Patient-specific instrumentation does not improve alignment in total knee arthroplasty

Robert Russell, Timothy Brown, Michael Huo, Richard Jones

Research output: Contribution to journalArticlepeer-review

25 Scopus citations


Patient-specific instrumentation (PSI) was developed to improve the accuracy of component positioning in total knee arthroplasty (TKA). A meta-analysis of level I and level II studies was performed to determine if PSI improves the mechanical alignment of the leg compared with conventional instrumentation (CI) in TKA. Seven studies met inclusion criteria evaluating 559 patients undergoing TKA. Mean coronal alignment was within 1 degree of neutral mechanical alignment in both groups (PSI, 0.78 degrees; CI, 0.81 degrees). There were fewer outliers in the PSI group (21.1%) than in the CI group (23.2%), but this was not statistically significant (p = 0.59). On the basis of the data from this analysis, PSI does not significantly improve the postoperative mechanical alignment of the limb after TKA. Moreover, PSI does not decrease the number of outliers compared with CI.

Original languageEnglish (US)
Pages (from-to)501-504
Number of pages4
JournalThe journal of knee surgery
Issue number6
StatePublished - Dec 1 2014

ASJC Scopus subject areas

  • General Medicine

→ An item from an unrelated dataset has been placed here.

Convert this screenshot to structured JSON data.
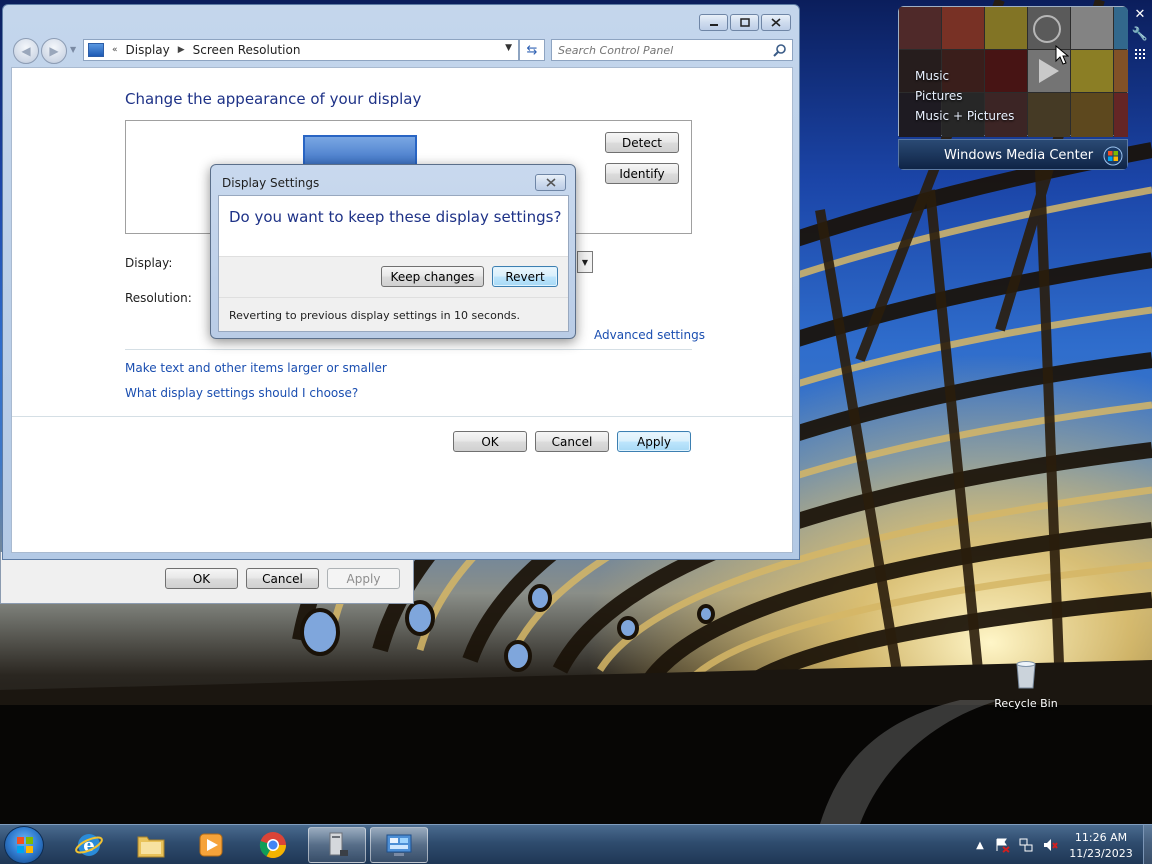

Dive into the research topics of 'Patient-specific instrumentation does not improve alignment in total knee arthroplasty'. Together they form a unique fingerprint.

Cite this